Meyers' Ninja Master books, judging from the two I've read so far, are pure, nasty sleaze. The hero, an American ninja named Brett Wallace, is portrayed as a somewhat urbane individual who enjoys culture, fine dining and occasional boom-boom with his lady Rhea, who owns a San Francisco restaurant. But when he gets pissed off, which is often, Wallace turns into a killing machine, laying waste to a slew of baddies in a methodical, hand-on fashion that would make Mack Bolan green with envy. Meyers doesn't shy away from scenes of ugly, fantastic gore and sleaze, which is actually a good thing when tackling the subject of BORDERLAND OF HELL.

This 1982 Ninja Master entry sends Wallace and his karate-kicking buddy Jeff Archer to Mexico to rescue a young Chinese stewardess named Meiko, who has been kidnapped by the brutal General Estrada and put to work as a sex slave for him and his cigar-chomping pals to use at their whim. Meyers' uncomfortable use of titillation and humiliation in graphically describing Meiko's experiences, which include enduring a pubic shaving and forced lesbian lovemaking for the delight of Estrada's audience, has the effect of putting the reader in the place of the book's perverse villains. Whether Meyers enjoys abusing Meiko or putting his readers on the hot seat, I can't really say.

Periodic flashbacks to Brett's days in training with a wizened ninja named Yamaguchi serve as padding for this 175-page novel and are obviously swiped from David Carradine's KUNG FU TV series. Otherwise, BORDERLAND OF HELL really moves, exploding at just the right times in scenes of incredible violence. Sometimes, the action is motivated by nothing except pacing, as in the scene where Wallace and Jeff encounter a family of peasants being tormented by Estrada's thugs, motivating Brett to open a can of neck-ripping, bone-smashing whupass.

Grimy sex and sadistic violence—what more can you ask for? Brett doesn't cut anybody in half the way he did in MOUNTAIN OF FEAR, but fans of sleazy adventure novels shouldn't be disappointed.

2 comments:

Bruce said...

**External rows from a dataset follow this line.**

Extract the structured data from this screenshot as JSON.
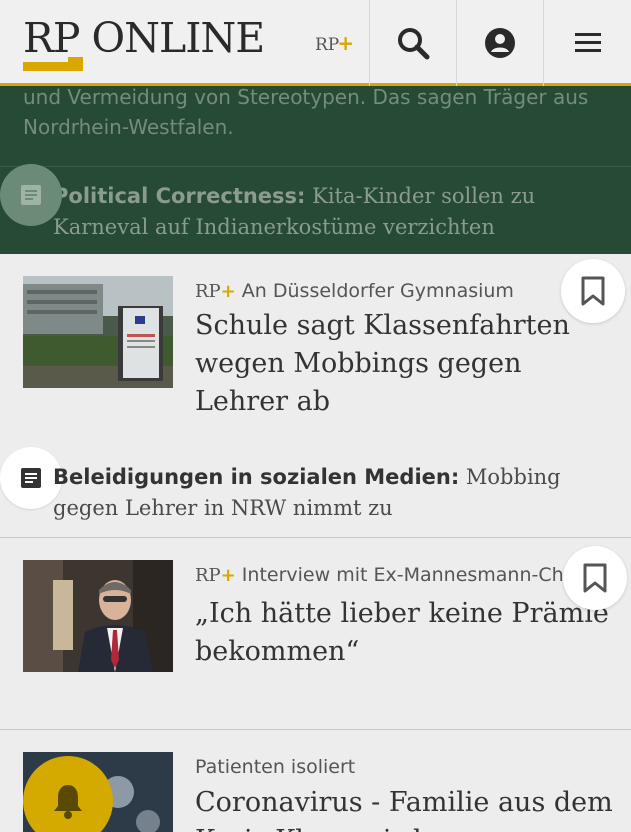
{
  "header": {
    "logo_text": "RP ONLINE",
    "rpplus_label": "RP",
    "rpplus_plus": "+",
    "icons": [
      "search-icon",
      "account-icon",
      "menu-icon"
    ],
    "accent_color": "#d9a700"
  },
  "teaser": {
    "continuation_text": "und Vermeidung von Stereotypen. Das sagen Träger aus Nordrhein-Westfalen.",
    "related_kicker": "Political Correctness:",
    "related_title": " Kita-Kinder sollen zu Karneval auf Indianerkostüme verzichten"
  },
  "articles": [
    {
      "premium": true,
      "premium_label": "RP",
      "premium_plus": "+",
      "kicker": " An Düsseldorfer Gymnasium",
      "title": "Schule sagt Klassenfahrten wegen Mobbings gegen Lehrer ab",
      "related_kicker": "Beleidigungen in sozialen Medien:",
      "related_title": " Mobbing gegen Lehrer in NRW nimmt zu"
    },
    {
      "premium": true,
      "premium_label": "RP",
      "premium_plus": "+",
      "kicker": " Interview mit Ex-Mannesmann-Chef",
      "title": "„Ich hätte lieber keine Prämie bekommen“"
    },
    {
      "premium": false,
      "kicker": "Patienten isoliert",
      "title": "Coronavirus - Familie aus dem Kreis Kleve wird"
    }
  ]
}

I hated this series with a passion. It gets even worse when he comes in contact with a porn ring. We are talking wanting to scrub yourself with a wire brush afterwards to get the memory of it out of your head.

pete medina said...

Rough scenes for sure, but Meyer did write some action packed fast reads.

His non fiction books are good, "For One Week Only"
is one I wished I'd bought when I had the chance.

Good Site, I enjoy your reviews.